Segment Start: DATA TO USE
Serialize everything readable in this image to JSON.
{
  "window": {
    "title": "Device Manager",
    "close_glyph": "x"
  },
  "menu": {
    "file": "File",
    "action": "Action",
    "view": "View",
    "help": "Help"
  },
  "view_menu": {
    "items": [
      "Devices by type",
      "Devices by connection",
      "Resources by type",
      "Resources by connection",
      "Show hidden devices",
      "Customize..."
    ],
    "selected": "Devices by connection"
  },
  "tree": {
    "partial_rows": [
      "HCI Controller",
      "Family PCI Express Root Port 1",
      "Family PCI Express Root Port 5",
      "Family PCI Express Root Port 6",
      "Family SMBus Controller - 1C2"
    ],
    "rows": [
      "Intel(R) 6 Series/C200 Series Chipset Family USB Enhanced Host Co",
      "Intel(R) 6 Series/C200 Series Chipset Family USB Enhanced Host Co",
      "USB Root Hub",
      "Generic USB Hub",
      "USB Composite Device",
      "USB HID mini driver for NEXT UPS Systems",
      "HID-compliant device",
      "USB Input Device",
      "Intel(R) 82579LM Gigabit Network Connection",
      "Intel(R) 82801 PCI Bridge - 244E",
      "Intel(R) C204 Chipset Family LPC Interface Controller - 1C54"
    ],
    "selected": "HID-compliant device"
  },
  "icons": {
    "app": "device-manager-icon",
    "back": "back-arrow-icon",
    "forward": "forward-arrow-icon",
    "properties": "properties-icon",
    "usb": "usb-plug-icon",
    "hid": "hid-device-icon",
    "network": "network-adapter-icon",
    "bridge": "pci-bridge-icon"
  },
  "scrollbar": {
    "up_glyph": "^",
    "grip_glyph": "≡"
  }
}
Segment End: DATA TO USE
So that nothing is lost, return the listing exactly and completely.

◆ PROBLEM SOLUTION
Serialize everything readable in this image to JSON.
{
  "window": {
    "title": "Device Manager",
    "close_glyph": "x"
  },
  "menu": {
    "file": "File",
    "action": "Action",
    "view": "View",
    "help": "Help"
  },
  "view_menu": {
    "items": [
      "Devices by type",
      "Devices by connection",
      "Resources by type",
      "Resources by connection",
      "Show hidden devices",
      "Customize..."
    ],
    "selected": "Devices by connection"
  },
  "tree": {
    "partial_rows": [
      "HCI Controller",
      "Family PCI Express Root Port 1",
      "Family PCI Express Root Port 5",
      "Family PCI Express Root Port 6",
      "Family SMBus Controller - 1C2"
    ],
    "rows": [
      "Intel(R) 6 Series/C200 Series Chipset Family USB Enhanced Host Co",
      "Intel(R) 6 Series/C200 Series Chipset Family USB Enhanced Host Co",
      "USB Root Hub",
      "Generic USB Hub",
      "USB Composite Device",
      "USB HID mini driver for NEXT UPS Systems",
      "HID-compliant device",
      "USB Input Device",
      "Intel(R) 82579LM Gigabit Network Connection",
      "Intel(R) 82801 PCI Bridge - 244E",
      "Intel(R) C204 Chipset Family LPC Interface Controller - 1C54"
    ],
    "selected": "HID-compliant device"
  },
  "icons": {
    "app": "device-manager-icon",
    "back": "back-arrow-icon",
    "forward": "forward-arrow-icon",
    "properties": "properties-icon",
    "usb": "usb-plug-icon",
    "hid": "hid-device-icon",
    "network": "network-adapter-icon",
    "bridge": "pci-bridge-icon"
  },
  "scrollbar": {
    "up_glyph": "^",
    "grip_glyph": "≡"
  }
}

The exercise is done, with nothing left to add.